However, our PRC counsel, Commerce & Finance Law Offices, advised us that there are substantial uncertainties regarding the interpretation and application of current and future PRC laws, regulations and rules and there can be no assurance that the PRC government will ultimately take a view that is consistent with the opinion of our PRC counsel.  If the PRC government finds the agreements that establish our Internet-based business do not comply with PRC government restrictions on foreign investment in the aforesaid business we engage in, we could be subject to severe penalties, including being prohibited from continuing operations.  

If we or our VIE is found to be in violation of any existing or future PRC laws or regulations, or fails to obtain or maintain any of the required permits or approvals, the relevant PRC regulatory authorities would have broad discretion to take action in dealing with such violations or failures, including:

 

revoking the business licenses and/or operating licenses of our VIE;

 

shutting down our website, or discontinuing or restricting the conducting of any transactions between certain of our PRC subsidiaries and VIE;

 

imposing fines, confiscating the income from our VIE or imposing other requirements with which we or our VIE may not be able to comply;

 

requiring us to restructure our ownership structure or operations, including terminating the contractual arrangements with our VIE and deregistering the equity pledges of our VIE, which in turn would affect our ability to consolidate, derive economic interests from or exert effective control over our VIE; or

 

prohibiting or restricting our use of the proceeds of our initial public offering to finance our business and operations in China.  
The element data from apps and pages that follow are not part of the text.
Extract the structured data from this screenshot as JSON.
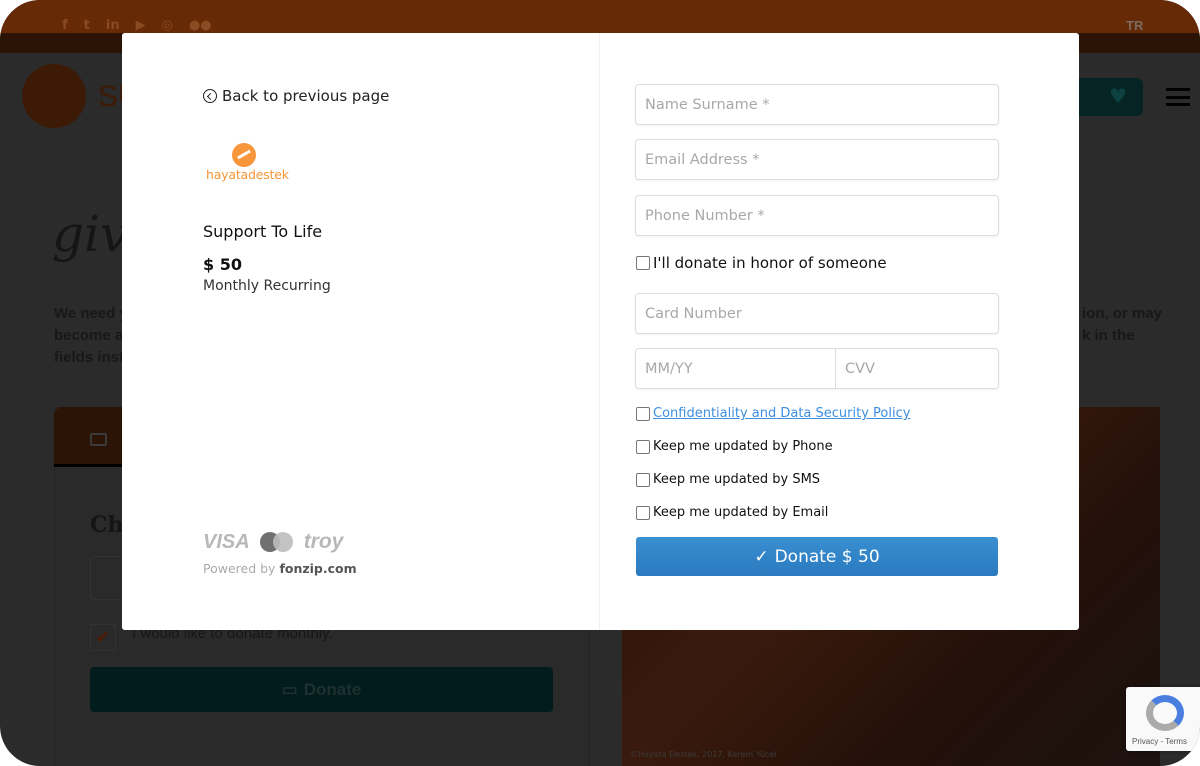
{
  "background": {
    "social_icons": [
      "facebook-icon",
      "twitter-icon",
      "linkedin-icon",
      "youtube-icon",
      "instagram-icon",
      "flickr-icon"
    ],
    "social_glyphs": [
      "f",
      "t",
      "in",
      "▶",
      "◎",
      "●●"
    ],
    "language": "TR",
    "logo_text": "SU",
    "script_text": "giv",
    "intro_left": [
      "We need y",
      "become a",
      "fields inst"
    ],
    "intro_right": [
      "ion, or may",
      "k in the"
    ],
    "card_heading": "Ch",
    "monthly_checkbox_label": "I would like to donate monthly.",
    "donate_button": "Donate",
    "photo_caption": "©Hayata Destek, 2017, Kerem Yücel",
    "recaptcha_links": "Privacy - Terms"
  },
  "modal": {
    "back_label": "Back to previous page",
    "org_logo_text": "hayatadestek",
    "org_name": "Support To Life",
    "amount": "$ 50",
    "frequency": "Monthly Recurring",
    "brands": {
      "visa": "VISA",
      "troy": "troy"
    },
    "powered_by": "Powered by",
    "powered_by_brand": "fonzip.com",
    "form": {
      "name_placeholder": "Name Surname *",
      "email_placeholder": "Email Address *",
      "phone_placeholder": "Phone Number *",
      "honor_label": "I'll donate in honor of someone",
      "card_placeholder": "Card Number",
      "expiry_placeholder": "MM/YY",
      "cvv_placeholder": "CVV",
      "policy_link": "Confidentiality and Data Security Policy",
      "updates_phone": "Keep me updated by Phone",
      "updates_sms": "Keep me updated by SMS",
      "updates_email": "Keep me updated by Email",
      "submit_label": "Donate $ 50",
      "submit_icon": "✓"
    }
  },
  "colors": {
    "accent_blue": "#2a7abf",
    "brand_orange": "#f7963a",
    "link": "#3d8fe0"
  }
}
The imposition of any of these penalties would result in a material adverse effect on our ability to conduct our business.  In addition, it is unclear what impact the PRC government actions would have on us and on our ability to consolidate the financial results of our VIE in our consolidated financial statements, if the PR